▸ WORK TASK:
Output every entry below word for word, minus the images.

§ §

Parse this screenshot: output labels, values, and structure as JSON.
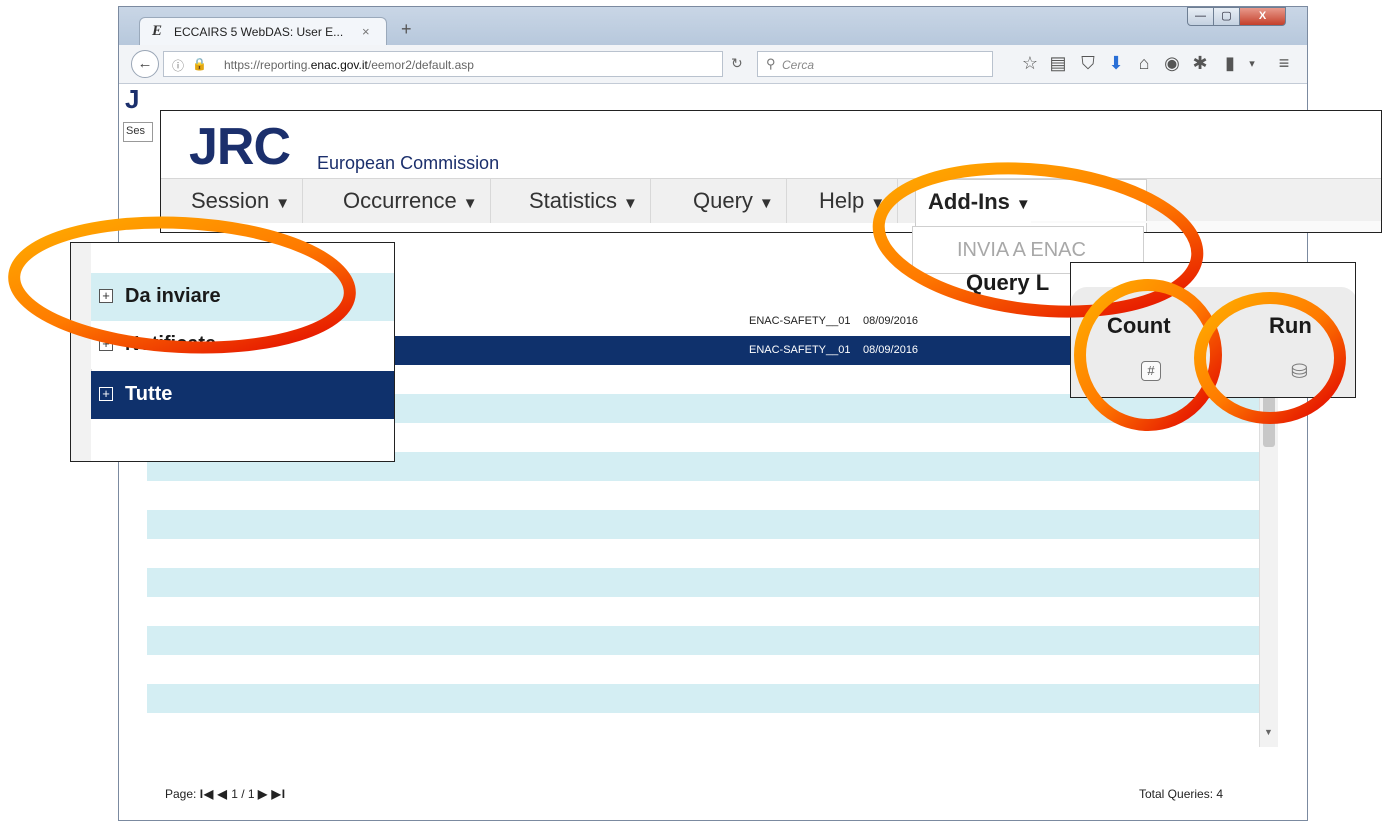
{
  "browser": {
    "tab_title": "ECCAIRS 5 WebDAS: User E...",
    "tab_favicon": "E",
    "tab_close": "×",
    "new_tab": "+",
    "url": {
      "prefix": "https://reporting.",
      "domain": "enac.gov.it",
      "path": "/eemor2/default.asp"
    },
    "search_placeholder": "Cerca",
    "window_buttons": {
      "minimize": "—",
      "maximize": "▢",
      "close": "X"
    },
    "toolbar_icons": [
      "star-icon",
      "reading-list-icon",
      "pocket-icon",
      "download-icon",
      "home-icon",
      "chat-icon",
      "extension-icon",
      "clipboard-icon",
      "overflow-icon",
      "hamburger-menu-icon"
    ]
  },
  "page": {
    "logo_small": "J",
    "session_short": "Ses"
  },
  "header": {
    "logo": "JRC",
    "subtitle": "European Commission"
  },
  "menu": {
    "items": [
      "Session",
      "Occurrence",
      "Statistics",
      "Query",
      "Help",
      "Add-Ins"
    ],
    "open_item": "Add-Ins",
    "dropdown_item": "INVIA A ENAC"
  },
  "query_list": {
    "title": "Query L"
  },
  "folders": [
    {
      "label": "Da inviare",
      "state": "plus"
    },
    {
      "label": "Notificate",
      "state": "plus"
    },
    {
      "label": "Tutte",
      "state": "plus",
      "selected": true
    }
  ],
  "table": {
    "rows": [
      {
        "owner": "ENAC-SAFETY__01",
        "date": "08/09/2016"
      },
      {
        "owner": "ENAC-SAFETY__01",
        "date": "08/09/2016",
        "selected": true
      }
    ],
    "empty_rows": 12
  },
  "columns": {
    "count": "Count",
    "run": "Run"
  },
  "footer": {
    "page_label": "Page:",
    "page_nav_first": "I◀",
    "page_nav_prev": "◀",
    "page_value": "1 / 1",
    "page_nav_next": "▶",
    "page_nav_last": "▶I",
    "total_label": "Total Queries: 4"
  },
  "colors": {
    "accent": "#0f316c",
    "row_alt": "#d4eef3",
    "highlight_oval_outer": "#ffa500",
    "highlight_oval_inner": "#e00000"
  }
}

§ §

▸ REPLY TO THE TASK:
Parse this screenshot: output labels, values, and structure as JSON.
{
  "browser": {
    "tab_title": "ECCAIRS 5 WebDAS: User E...",
    "tab_favicon": "E",
    "tab_close": "×",
    "new_tab": "+",
    "url": {
      "prefix": "https://reporting.",
      "domain": "enac.gov.it",
      "path": "/eemor2/default.asp"
    },
    "search_placeholder": "Cerca",
    "window_buttons": {
      "minimize": "—",
      "maximize": "▢",
      "close": "X"
    },
    "toolbar_icons": [
      "star-icon",
      "reading-list-icon",
      "pocket-icon",
      "download-icon",
      "home-icon",
      "chat-icon",
      "extension-icon",
      "clipboard-icon",
      "overflow-icon",
      "hamburger-menu-icon"
    ]
  },
  "page": {
    "logo_small": "J",
    "session_short": "Ses"
  },
  "header": {
    "logo": "JRC",
    "subtitle": "European Commission"
  },
  "menu": {
    "items": [
      "Session",
      "Occurrence",
      "Statistics",
      "Query",
      "Help",
      "Add-Ins"
    ],
    "open_item": "Add-Ins",
    "dropdown_item": "INVIA A ENAC"
  },
  "query_list": {
    "title": "Query L"
  },
  "folders": [
    {
      "label": "Da inviare",
      "state": "plus"
    },
    {
      "label": "Notificate",
      "state": "plus"
    },
    {
      "label": "Tutte",
      "state": "plus",
      "selected": true
    }
  ],
  "table": {
    "rows": [
      {
        "owner": "ENAC-SAFETY__01",
        "date": "08/09/2016"
      },
      {
        "owner": "ENAC-SAFETY__01",
        "date": "08/09/2016",
        "selected": true
      }
    ],
    "empty_rows": 12
  },
  "columns": {
    "count": "Count",
    "run": "Run"
  },
  "footer": {
    "page_label": "Page:",
    "page_nav_first": "I◀",
    "page_nav_prev": "◀",
    "page_value": "1 / 1",
    "page_nav_next": "▶",
    "page_nav_last": "▶I",
    "total_label": "Total Queries: 4"
  },
  "colors": {
    "accent": "#0f316c",
    "row_alt": "#d4eef3",
    "highlight_oval_outer": "#ffa500",
    "highlight_oval_inner": "#e00000"
  }
}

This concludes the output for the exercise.